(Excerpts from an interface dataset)
++++++++++++++++++++

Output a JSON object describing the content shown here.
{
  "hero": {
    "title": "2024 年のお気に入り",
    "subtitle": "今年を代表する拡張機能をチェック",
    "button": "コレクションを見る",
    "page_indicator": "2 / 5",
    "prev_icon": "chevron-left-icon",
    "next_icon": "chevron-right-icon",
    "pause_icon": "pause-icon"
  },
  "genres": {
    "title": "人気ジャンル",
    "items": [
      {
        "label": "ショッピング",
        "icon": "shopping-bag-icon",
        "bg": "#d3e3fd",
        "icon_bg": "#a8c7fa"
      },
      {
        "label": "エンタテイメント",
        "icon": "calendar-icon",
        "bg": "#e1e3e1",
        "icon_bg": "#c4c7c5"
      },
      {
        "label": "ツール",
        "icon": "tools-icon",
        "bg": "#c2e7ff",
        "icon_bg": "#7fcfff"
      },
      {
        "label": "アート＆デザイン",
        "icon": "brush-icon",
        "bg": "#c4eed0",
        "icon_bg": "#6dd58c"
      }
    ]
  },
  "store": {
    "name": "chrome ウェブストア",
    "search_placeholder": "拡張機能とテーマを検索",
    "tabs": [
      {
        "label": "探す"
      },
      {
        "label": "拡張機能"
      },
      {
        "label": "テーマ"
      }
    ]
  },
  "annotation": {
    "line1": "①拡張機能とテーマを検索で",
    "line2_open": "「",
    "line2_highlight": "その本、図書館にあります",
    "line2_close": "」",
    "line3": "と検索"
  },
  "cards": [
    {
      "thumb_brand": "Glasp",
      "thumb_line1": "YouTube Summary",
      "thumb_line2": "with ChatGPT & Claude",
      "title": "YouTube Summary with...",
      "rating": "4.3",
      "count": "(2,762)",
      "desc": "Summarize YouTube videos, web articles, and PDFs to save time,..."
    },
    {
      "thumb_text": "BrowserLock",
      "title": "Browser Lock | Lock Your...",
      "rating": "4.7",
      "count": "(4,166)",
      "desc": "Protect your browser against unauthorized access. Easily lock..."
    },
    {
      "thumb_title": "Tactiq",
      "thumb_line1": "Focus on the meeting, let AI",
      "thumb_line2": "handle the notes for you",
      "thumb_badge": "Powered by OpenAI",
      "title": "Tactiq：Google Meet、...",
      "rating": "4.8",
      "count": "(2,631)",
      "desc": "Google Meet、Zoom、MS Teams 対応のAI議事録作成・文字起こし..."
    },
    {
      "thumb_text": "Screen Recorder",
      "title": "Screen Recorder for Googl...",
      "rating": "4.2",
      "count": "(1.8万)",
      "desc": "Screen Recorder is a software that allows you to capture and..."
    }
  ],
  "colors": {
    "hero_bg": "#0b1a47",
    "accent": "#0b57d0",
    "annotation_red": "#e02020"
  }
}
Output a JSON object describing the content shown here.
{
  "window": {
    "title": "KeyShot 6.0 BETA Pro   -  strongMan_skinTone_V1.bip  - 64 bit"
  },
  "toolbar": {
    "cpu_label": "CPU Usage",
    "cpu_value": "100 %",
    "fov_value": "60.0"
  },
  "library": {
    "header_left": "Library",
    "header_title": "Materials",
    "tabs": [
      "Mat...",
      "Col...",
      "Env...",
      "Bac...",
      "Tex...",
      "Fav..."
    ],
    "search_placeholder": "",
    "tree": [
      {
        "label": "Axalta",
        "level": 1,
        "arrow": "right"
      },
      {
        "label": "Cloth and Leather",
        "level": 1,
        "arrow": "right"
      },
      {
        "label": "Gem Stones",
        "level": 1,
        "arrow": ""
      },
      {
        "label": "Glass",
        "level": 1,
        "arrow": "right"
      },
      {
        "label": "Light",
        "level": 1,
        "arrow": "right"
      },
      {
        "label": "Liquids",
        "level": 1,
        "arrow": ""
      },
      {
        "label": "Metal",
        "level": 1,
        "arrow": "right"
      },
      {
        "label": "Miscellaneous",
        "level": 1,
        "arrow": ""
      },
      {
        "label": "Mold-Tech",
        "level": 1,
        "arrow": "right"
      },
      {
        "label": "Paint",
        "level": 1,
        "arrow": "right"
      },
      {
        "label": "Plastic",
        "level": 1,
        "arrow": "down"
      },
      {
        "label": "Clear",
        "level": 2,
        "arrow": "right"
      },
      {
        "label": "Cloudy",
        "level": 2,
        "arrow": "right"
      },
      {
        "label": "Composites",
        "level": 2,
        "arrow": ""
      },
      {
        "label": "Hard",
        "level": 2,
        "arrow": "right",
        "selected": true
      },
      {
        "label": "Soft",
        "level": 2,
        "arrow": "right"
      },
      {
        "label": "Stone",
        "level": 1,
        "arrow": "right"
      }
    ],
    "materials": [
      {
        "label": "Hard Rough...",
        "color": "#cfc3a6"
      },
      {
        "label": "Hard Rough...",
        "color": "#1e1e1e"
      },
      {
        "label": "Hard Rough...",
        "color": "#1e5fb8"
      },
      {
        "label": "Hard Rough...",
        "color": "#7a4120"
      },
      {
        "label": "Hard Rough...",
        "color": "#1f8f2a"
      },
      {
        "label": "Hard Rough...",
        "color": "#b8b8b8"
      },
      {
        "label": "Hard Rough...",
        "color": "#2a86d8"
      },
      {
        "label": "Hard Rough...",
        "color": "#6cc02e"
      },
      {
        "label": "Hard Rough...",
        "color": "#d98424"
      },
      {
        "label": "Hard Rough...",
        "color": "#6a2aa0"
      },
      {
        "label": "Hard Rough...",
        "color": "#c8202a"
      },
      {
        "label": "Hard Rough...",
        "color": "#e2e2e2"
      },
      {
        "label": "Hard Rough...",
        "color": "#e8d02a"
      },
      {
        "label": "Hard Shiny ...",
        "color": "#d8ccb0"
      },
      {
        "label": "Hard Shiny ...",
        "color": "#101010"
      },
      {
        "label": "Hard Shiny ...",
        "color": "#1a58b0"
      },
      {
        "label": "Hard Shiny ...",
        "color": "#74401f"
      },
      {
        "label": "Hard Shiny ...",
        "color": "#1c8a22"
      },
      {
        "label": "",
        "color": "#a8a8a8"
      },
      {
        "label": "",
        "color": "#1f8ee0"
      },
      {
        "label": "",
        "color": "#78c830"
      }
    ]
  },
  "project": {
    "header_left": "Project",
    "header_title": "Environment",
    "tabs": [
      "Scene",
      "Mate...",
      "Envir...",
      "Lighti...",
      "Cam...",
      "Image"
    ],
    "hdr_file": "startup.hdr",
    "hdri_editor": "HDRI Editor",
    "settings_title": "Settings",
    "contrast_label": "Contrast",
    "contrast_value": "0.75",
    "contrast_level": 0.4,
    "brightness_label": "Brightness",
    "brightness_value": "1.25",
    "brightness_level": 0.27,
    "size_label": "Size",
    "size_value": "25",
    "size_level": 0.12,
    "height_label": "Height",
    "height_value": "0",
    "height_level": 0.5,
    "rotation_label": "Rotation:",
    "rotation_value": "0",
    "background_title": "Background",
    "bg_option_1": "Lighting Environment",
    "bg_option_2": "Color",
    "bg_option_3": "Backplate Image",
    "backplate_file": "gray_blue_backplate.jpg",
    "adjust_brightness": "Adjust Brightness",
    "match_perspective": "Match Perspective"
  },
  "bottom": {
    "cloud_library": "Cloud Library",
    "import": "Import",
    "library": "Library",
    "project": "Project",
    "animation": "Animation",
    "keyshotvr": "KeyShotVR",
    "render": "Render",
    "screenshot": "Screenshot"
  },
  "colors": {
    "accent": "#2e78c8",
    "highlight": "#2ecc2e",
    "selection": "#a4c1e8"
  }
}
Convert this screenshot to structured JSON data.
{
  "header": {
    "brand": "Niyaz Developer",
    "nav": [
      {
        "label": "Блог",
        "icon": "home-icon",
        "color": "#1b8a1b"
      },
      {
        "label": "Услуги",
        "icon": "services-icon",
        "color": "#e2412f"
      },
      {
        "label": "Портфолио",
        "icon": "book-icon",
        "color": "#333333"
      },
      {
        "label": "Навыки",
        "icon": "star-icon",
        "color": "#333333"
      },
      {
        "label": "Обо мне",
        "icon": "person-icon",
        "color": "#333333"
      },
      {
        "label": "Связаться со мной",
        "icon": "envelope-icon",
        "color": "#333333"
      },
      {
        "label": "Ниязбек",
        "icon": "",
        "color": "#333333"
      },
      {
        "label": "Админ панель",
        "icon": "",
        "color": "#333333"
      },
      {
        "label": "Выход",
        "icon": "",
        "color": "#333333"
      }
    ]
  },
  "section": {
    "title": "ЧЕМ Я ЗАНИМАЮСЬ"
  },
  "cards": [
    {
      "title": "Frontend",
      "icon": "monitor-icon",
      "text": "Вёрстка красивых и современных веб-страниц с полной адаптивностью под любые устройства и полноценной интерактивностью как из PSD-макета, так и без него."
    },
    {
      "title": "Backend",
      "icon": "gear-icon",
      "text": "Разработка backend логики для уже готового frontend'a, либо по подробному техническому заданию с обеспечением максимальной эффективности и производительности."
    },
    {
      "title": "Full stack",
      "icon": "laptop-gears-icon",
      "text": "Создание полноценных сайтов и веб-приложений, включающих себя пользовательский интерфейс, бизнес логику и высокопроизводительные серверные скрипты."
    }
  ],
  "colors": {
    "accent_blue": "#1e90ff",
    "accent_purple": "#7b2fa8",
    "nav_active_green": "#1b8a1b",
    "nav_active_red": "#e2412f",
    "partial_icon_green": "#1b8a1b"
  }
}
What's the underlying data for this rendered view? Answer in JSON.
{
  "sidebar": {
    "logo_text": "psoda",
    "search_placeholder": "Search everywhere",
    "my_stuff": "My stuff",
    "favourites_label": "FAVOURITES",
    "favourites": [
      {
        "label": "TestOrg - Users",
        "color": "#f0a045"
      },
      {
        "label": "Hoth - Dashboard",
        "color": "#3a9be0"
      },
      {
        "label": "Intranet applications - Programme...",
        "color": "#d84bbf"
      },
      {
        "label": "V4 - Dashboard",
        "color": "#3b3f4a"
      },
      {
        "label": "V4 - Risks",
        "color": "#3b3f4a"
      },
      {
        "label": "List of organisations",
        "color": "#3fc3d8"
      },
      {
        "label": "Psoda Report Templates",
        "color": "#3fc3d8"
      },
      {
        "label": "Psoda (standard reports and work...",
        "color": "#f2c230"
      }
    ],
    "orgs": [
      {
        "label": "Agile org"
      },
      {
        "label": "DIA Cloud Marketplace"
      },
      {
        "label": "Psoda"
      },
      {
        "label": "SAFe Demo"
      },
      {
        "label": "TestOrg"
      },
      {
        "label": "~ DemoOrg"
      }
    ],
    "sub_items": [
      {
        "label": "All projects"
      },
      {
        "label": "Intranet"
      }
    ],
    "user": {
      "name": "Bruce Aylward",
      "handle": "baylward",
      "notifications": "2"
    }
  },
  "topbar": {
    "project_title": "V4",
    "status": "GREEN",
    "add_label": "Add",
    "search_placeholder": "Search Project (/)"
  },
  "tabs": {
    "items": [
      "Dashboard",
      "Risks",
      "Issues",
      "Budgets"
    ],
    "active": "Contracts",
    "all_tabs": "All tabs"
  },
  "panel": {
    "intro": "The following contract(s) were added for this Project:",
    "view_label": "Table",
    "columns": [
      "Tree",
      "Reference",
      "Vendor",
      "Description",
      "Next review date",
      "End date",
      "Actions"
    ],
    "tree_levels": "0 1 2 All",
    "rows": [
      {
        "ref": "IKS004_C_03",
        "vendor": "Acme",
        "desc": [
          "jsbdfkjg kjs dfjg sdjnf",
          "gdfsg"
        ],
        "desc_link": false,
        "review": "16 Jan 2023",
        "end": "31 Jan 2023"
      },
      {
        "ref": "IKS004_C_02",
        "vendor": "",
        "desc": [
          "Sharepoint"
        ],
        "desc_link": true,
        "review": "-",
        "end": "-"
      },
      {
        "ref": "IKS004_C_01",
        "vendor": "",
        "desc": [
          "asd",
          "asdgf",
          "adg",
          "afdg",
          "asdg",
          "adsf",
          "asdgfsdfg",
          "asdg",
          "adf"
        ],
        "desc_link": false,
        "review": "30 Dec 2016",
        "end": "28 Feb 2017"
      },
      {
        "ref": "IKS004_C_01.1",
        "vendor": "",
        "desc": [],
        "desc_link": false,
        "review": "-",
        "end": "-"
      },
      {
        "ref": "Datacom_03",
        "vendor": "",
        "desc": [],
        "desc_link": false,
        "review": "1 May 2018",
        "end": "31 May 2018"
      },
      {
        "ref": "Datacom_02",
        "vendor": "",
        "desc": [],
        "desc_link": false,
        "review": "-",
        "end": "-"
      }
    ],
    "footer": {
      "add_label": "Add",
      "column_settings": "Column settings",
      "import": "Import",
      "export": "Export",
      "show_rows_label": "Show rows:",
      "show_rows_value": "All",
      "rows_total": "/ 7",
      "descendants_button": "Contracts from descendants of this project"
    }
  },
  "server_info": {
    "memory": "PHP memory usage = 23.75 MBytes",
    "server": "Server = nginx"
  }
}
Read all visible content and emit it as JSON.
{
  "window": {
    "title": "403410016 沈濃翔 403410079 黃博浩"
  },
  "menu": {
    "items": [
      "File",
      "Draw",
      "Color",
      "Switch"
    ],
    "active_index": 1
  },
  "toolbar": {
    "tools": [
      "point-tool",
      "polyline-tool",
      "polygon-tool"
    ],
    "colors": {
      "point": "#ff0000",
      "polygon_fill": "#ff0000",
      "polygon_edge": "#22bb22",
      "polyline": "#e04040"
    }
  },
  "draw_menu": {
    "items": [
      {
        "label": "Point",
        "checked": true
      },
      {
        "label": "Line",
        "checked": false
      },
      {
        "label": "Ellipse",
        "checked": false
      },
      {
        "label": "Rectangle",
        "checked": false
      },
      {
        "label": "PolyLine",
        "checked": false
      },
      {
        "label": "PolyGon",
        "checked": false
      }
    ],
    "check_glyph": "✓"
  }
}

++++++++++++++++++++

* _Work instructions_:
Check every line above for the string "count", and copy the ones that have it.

* _Result of this exercise_:
      "count": "(2,762)",
      "count": "(4,166)",
      "count": "(2,631)",
      "count": "(1.8万)",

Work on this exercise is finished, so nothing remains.